### MATERIAL FOR THIS TASK
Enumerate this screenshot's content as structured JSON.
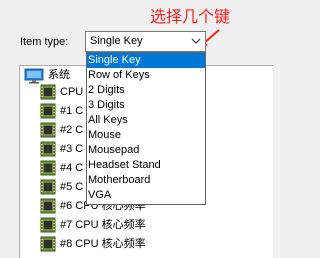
{
  "annotation": {
    "text": "选择几个键",
    "color": "#ff2020"
  },
  "item_type": {
    "label": "Item type:",
    "selected": "Single Key",
    "options": [
      "Single Key",
      "Row of Keys",
      "2 Digits",
      "3 Digits",
      "All Keys",
      "Mouse",
      "Mousepad",
      "Headset Stand",
      "Motherboard",
      "VGA"
    ],
    "highlight_color": "#0078d7"
  },
  "tree": {
    "root": {
      "label": "系统",
      "icon": "monitor-icon"
    },
    "rows": [
      {
        "label": "CPU",
        "icon": "chip-icon"
      },
      {
        "label": "#1 C",
        "icon": "chip-icon"
      },
      {
        "label": "#2 C",
        "icon": "chip-icon"
      },
      {
        "label": "#3 C",
        "icon": "chip-icon"
      },
      {
        "label": "#4 C",
        "icon": "chip-icon"
      },
      {
        "label": "#5 C",
        "icon": "chip-icon"
      },
      {
        "label": "#6 CPU 核心频率",
        "icon": "chip-icon"
      },
      {
        "label": "#7 CPU 核心频率",
        "icon": "chip-icon"
      },
      {
        "label": "#8 CPU 核心频率",
        "icon": "chip-icon"
      }
    ]
  }
}
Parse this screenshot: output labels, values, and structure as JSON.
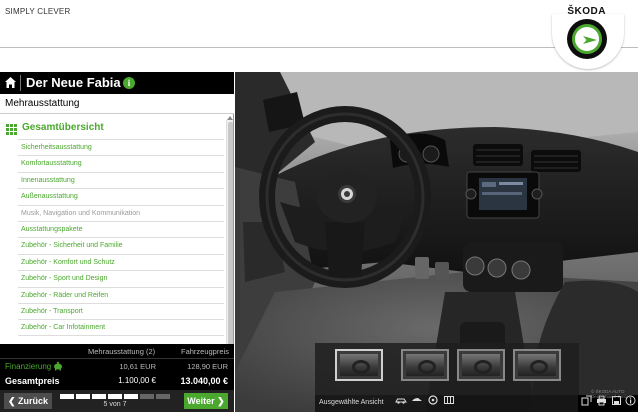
{
  "header": {
    "slogan": "SIMPLY CLEVER",
    "brand": "ŠKODA"
  },
  "panel": {
    "title": "Der Neue Fabia",
    "section": "Mehrausstattung",
    "overview_label": "Gesamtübersicht",
    "items": [
      {
        "label": "Sicherheitsausstattung",
        "disabled": false
      },
      {
        "label": "Komfortausstattung",
        "disabled": false
      },
      {
        "label": "Innenausstattung",
        "disabled": false
      },
      {
        "label": "Außenausstattung",
        "disabled": false
      },
      {
        "label": "Musik, Navigation und Kommunikation",
        "disabled": true
      },
      {
        "label": "Ausstattungspakete",
        "disabled": false
      },
      {
        "label": "Zubehör - Sicherheit und Familie",
        "disabled": false
      },
      {
        "label": "Zubehör - Komfort und Schutz",
        "disabled": false
      },
      {
        "label": "Zubehör - Sport und Design",
        "disabled": false
      },
      {
        "label": "Zubehör - Räder und Reifen",
        "disabled": false
      },
      {
        "label": "Zubehör - Transport",
        "disabled": false
      },
      {
        "label": "Zubehör - Car Infotainment",
        "disabled": false
      }
    ]
  },
  "prices": {
    "col1_header": "Mehrausstattung (2)",
    "col2_header": "Fahrzeugpreis",
    "financing_label": "Finanzierung",
    "financing_extras": "10,61 EUR",
    "financing_vehicle": "128,90 EUR",
    "total_label": "Gesamtpreis",
    "total_extras": "1.100,00 €",
    "total_vehicle": "13.040,00 €"
  },
  "navigation": {
    "back_label": "❮ Zurück",
    "next_label": "Weiter ❯",
    "step_text": "5 von 7",
    "current_step": 5,
    "total_steps": 7
  },
  "view": {
    "selected_view_label": "Ausgewählte Ansicht",
    "thumbnail_count": 4,
    "active_thumbnail": 1,
    "watermark": "© ŠKODA AUTO Deutschland GmbH"
  },
  "colors": {
    "accent": "#4ba82e",
    "panel_black": "#000000"
  }
}
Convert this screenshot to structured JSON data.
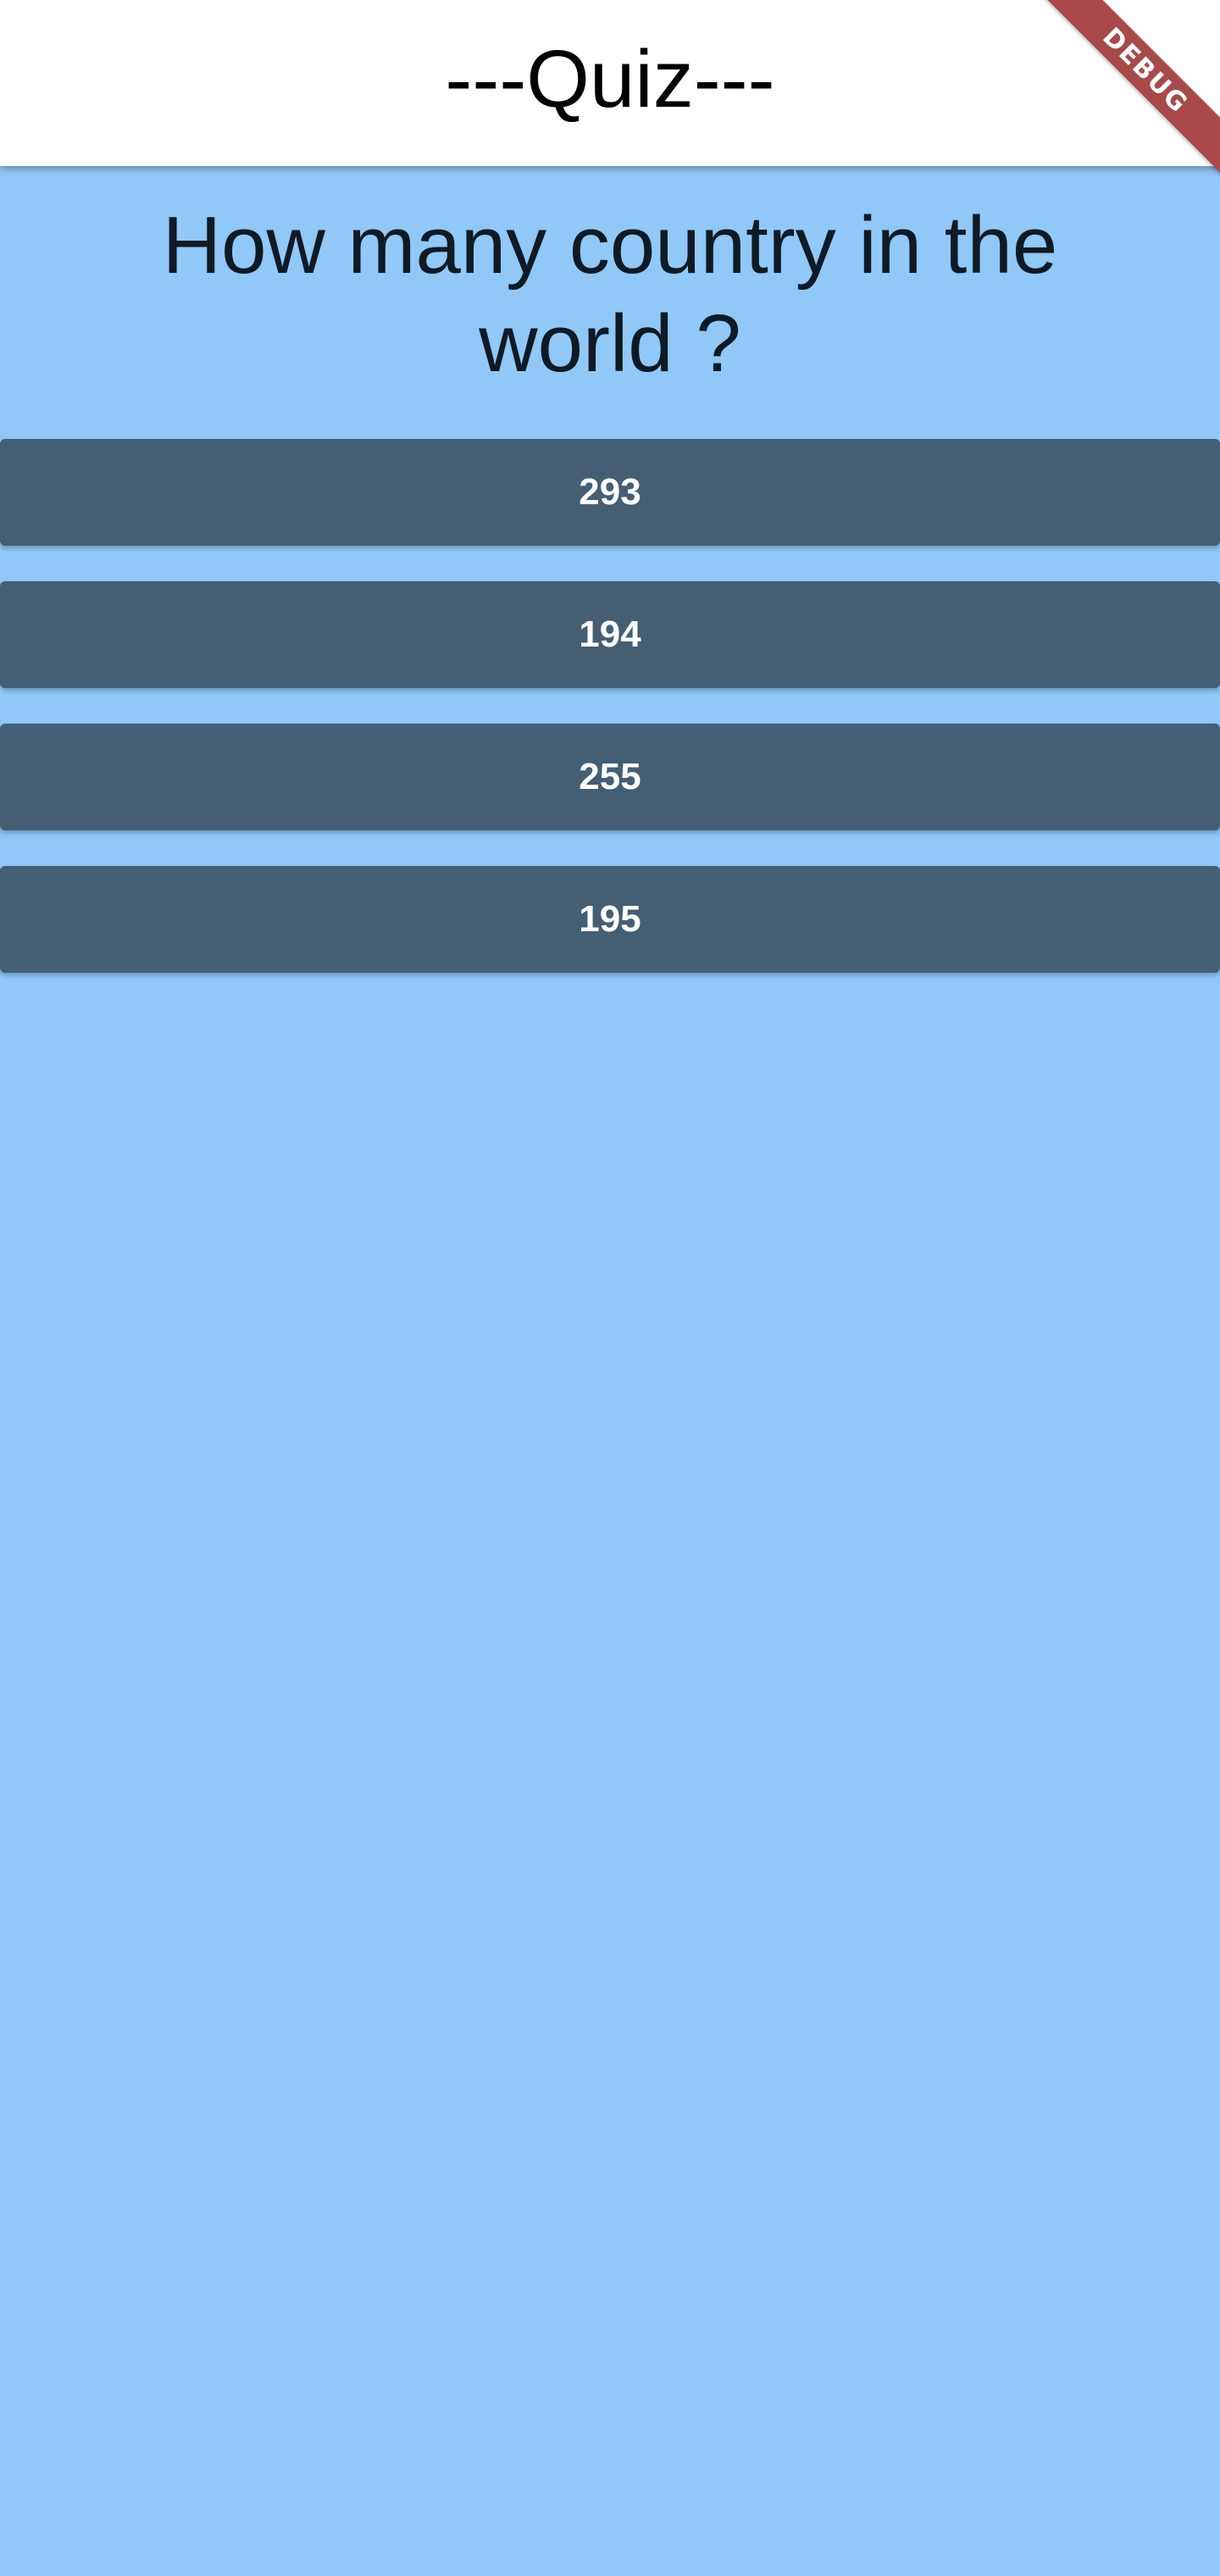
{
  "app_bar": {
    "title": "---Quiz---"
  },
  "debug_banner": {
    "label": "DEBUG"
  },
  "question": {
    "text": "How many country in the world ?"
  },
  "answers": [
    {
      "label": "293"
    },
    {
      "label": "194"
    },
    {
      "label": "255"
    },
    {
      "label": "195"
    }
  ],
  "colors": {
    "background": "#90c8f8",
    "app_bar": "#ffffff",
    "button": "#445e74",
    "button_text": "#ffffff",
    "debug_banner": "#a84a4a"
  }
}
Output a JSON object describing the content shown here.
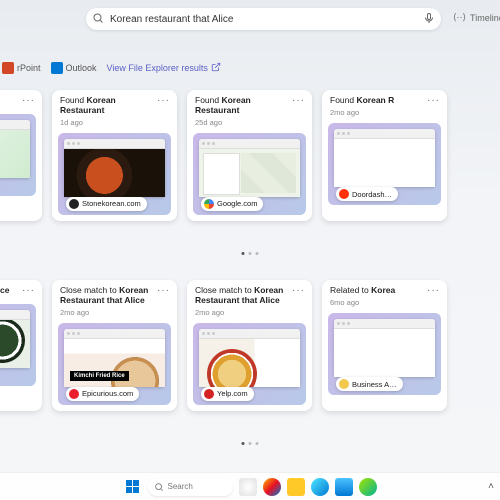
{
  "search": {
    "query": "Korean restaurant that Alice",
    "placeholder": "Search"
  },
  "timeline": {
    "label": "Timeline"
  },
  "filters": {
    "powerpoint": "rPoint",
    "outlook": "Outlook",
    "file_explorer": "View File Explorer results"
  },
  "row1": [
    {
      "title_prefix": "",
      "title_bold": "",
      "title_suffix": "",
      "age": "",
      "source": "",
      "thumb": "green"
    },
    {
      "title_prefix": "Found ",
      "title_bold": "Korean Restaurant",
      "title_suffix": "",
      "age": "1d ago",
      "source": "Stonekorean.com",
      "thumb": "stone",
      "chip": "c-stone"
    },
    {
      "title_prefix": "Found ",
      "title_bold": "Korean Restaurant",
      "title_suffix": "",
      "age": "25d ago",
      "source": "Google.com",
      "thumb": "map",
      "chip": "c-google"
    },
    {
      "title_prefix": "Found ",
      "title_bold": "Korean R",
      "title_suffix": "",
      "age": "2mo ago",
      "source": "Doordash…",
      "thumb": "dd",
      "chip": "c-dd"
    }
  ],
  "row2": [
    {
      "title_prefix": "",
      "title_bold": "ce",
      "title_suffix": "",
      "age": "",
      "source": "",
      "thumb": "mag"
    },
    {
      "title_prefix": "Close match to ",
      "title_bold": "Korean Restaurant that Alice",
      "title_suffix": "",
      "age": "2mo ago",
      "source": "Epicurious.com",
      "thumb": "kimchi",
      "chip": "c-epi"
    },
    {
      "title_prefix": "Close match to ",
      "title_bold": "Korean Restaurant that Alice",
      "title_suffix": "",
      "age": "2mo ago",
      "source": "Yelp.com",
      "thumb": "yelp",
      "chip": "c-yelp"
    },
    {
      "title_prefix": "Related to ",
      "title_bold": "Korea",
      "title_suffix": "",
      "age": "6mo ago",
      "source": "Business A…",
      "thumb": "biz",
      "chip": "c-biz"
    }
  ],
  "kimchi_overlay": "Kimchi Fried Rice",
  "taskbar": {
    "search": "Search"
  }
}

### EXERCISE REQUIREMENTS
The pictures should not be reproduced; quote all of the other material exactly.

### ANSWER AREA
Enumerate this screenshot's content as structured JSON.
{
  "annotation": {
    "text": "选择几个键",
    "color": "#ff2020"
  },
  "item_type": {
    "label": "Item type:",
    "selected": "Single Key",
    "options": [
      "Single Key",
      "Row of Keys",
      "2 Digits",
      "3 Digits",
      "All Keys",
      "Mouse",
      "Mousepad",
      "Headset Stand",
      "Motherboard",
      "VGA"
    ],
    "highlight_color": "#0078d7"
  },
  "tree": {
    "root": {
      "label": "系统",
      "icon": "monitor-icon"
    },
    "rows": [
      {
        "label": "CPU",
        "icon": "chip-icon"
      },
      {
        "label": "#1 C",
        "icon": "chip-icon"
      },
      {
        "label": "#2 C",
        "icon": "chip-icon"
      },
      {
        "label": "#3 C",
        "icon": "chip-icon"
      },
      {
        "label": "#4 C",
        "icon": "chip-icon"
      },
      {
        "label": "#5 C",
        "icon": "chip-icon"
      },
      {
        "label": "#6 CPU 核心频率",
        "icon": "chip-icon"
      },
      {
        "label": "#7 CPU 核心频率",
        "icon": "chip-icon"
      },
      {
        "label": "#8 CPU 核心频率",
        "icon": "chip-icon"
      }
    ]
  }
}
Parse this screenshot: output labels, values, and structure as JSON.
{
  "header": {
    "slogan": "SIMPLY CLEVER",
    "brand": "ŠKODA"
  },
  "panel": {
    "title": "Der Neue Fabia",
    "section": "Mehrausstattung",
    "overview_label": "Gesamtübersicht",
    "items": [
      {
        "label": "Sicherheitsausstattung",
        "disabled": false
      },
      {
        "label": "Komfortausstattung",
        "disabled": false
      },
      {
        "label": "Innenausstattung",
        "disabled": false
      },
      {
        "label": "Außenausstattung",
        "disabled": false
      },
      {
        "label": "Musik, Navigation und Kommunikation",
        "disabled": true
      },
      {
        "label": "Ausstattungspakete",
        "disabled": false
      },
      {
        "label": "Zubehör - Sicherheit und Familie",
        "disabled": false
      },
      {
        "label": "Zubehör - Komfort und Schutz",
        "disabled": false
      },
      {
        "label": "Zubehör - Sport und Design",
        "disabled": false
      },
      {
        "label": "Zubehör - Räder und Reifen",
        "disabled": false
      },
      {
        "label": "Zubehör - Transport",
        "disabled": false
      },
      {
        "label": "Zubehör - Car Infotainment",
        "disabled": false
      }
    ]
  },
  "prices": {
    "col1_header": "Mehrausstattung (2)",
    "col2_header": "Fahrzeugpreis",
    "financing_label": "Finanzierung",
    "financing_extras": "10,61 EUR",
    "financing_vehicle": "128,90 EUR",
    "total_label": "Gesamtpreis",
    "total_extras": "1.100,00 €",
    "total_vehicle": "13.040,00 €"
  },
  "navigation": {
    "back_label": "❮ Zurück",
    "next_label": "Weiter ❯",
    "step_text": "5 von 7",
    "current_step": 5,
    "total_steps": 7
  },
  "view": {
    "selected_view_label": "Ausgewählte Ansicht",
    "thumbnail_count": 4,
    "active_thumbnail": 1,
    "watermark": "© ŠKODA AUTO Deutschland GmbH"
  },
  "colors": {
    "accent": "#4ba82e",
    "panel_black": "#000000"
  }
}
Convert this screenshot to structured JSON data.
{
  "app_bar": {
    "title": "---Quiz---"
  },
  "debug_banner": {
    "label": "DEBUG"
  },
  "question": {
    "text": "How many country in the world ?"
  },
  "answers": [
    {
      "label": "293"
    },
    {
      "label": "194"
    },
    {
      "label": "255"
    },
    {
      "label": "195"
    }
  ],
  "colors": {
    "background": "#90c8f8",
    "app_bar": "#ffffff",
    "button": "#445e74",
    "button_text": "#ffffff",
    "debug_banner": "#a84a4a"
  }
}
Output a JSON object describing the content shown here.
{
  "search": {
    "query": "Korean restaurant that Alice",
    "placeholder": "Search"
  },
  "timeline": {
    "label": "Timeline"
  },
  "filters": {
    "powerpoint": "rPoint",
    "outlook": "Outlook",
    "file_explorer": "View File Explorer results"
  },
  "row1": [
    {
      "title_prefix": "",
      "title_bold": "",
      "title_suffix": "",
      "age": "",
      "source": "",
      "thumb": "green"
    },
    {
      "title_prefix": "Found ",
      "title_bold": "Korean Restaurant",
      "title_suffix": "",
      "age": "1d ago",
      "source": "Stonekorean.com",
      "thumb": "stone",
      "chip": "c-stone"
    },
    {
      "title_prefix": "Found ",
      "title_bold": "Korean Restaurant",
      "title_suffix": "",
      "age": "25d ago",
      "source": "Google.com",
      "thumb": "map",
      "chip": "c-google"
    },
    {
      "title_prefix": "Found ",
      "title_bold": "Korean R",
      "title_suffix": "",
      "age": "2mo ago",
      "source": "Doordash…",
      "thumb": "dd",
      "chip": "c-dd"
    }
  ],
  "row2": [
    {
      "title_prefix": "",
      "title_bold": "ce",
      "title_suffix": "",
      "age": "",
      "source": "",
      "thumb": "mag"
    },
    {
      "title_prefix": "Close match to ",
      "title_bold": "Korean Restaurant that Alice",
      "title_suffix": "",
      "age": "2mo ago",
      "source": "Epicurious.com",
      "thumb": "kimchi",
      "chip": "c-epi"
    },
    {
      "title_prefix": "Close match to ",
      "title_bold": "Korean Restaurant that Alice",
      "title_suffix": "",
      "age": "2mo ago",
      "source": "Yelp.com",
      "thumb": "yelp",
      "chip": "c-yelp"
    },
    {
      "title_prefix": "Related to ",
      "title_bold": "Korea",
      "title_suffix": "",
      "age": "6mo ago",
      "source": "Business A…",
      "thumb": "biz",
      "chip": "c-biz"
    }
  ],
  "kimchi_overlay": "Kimchi Fried Rice",
  "taskbar": {
    "search": "Search"
  }
}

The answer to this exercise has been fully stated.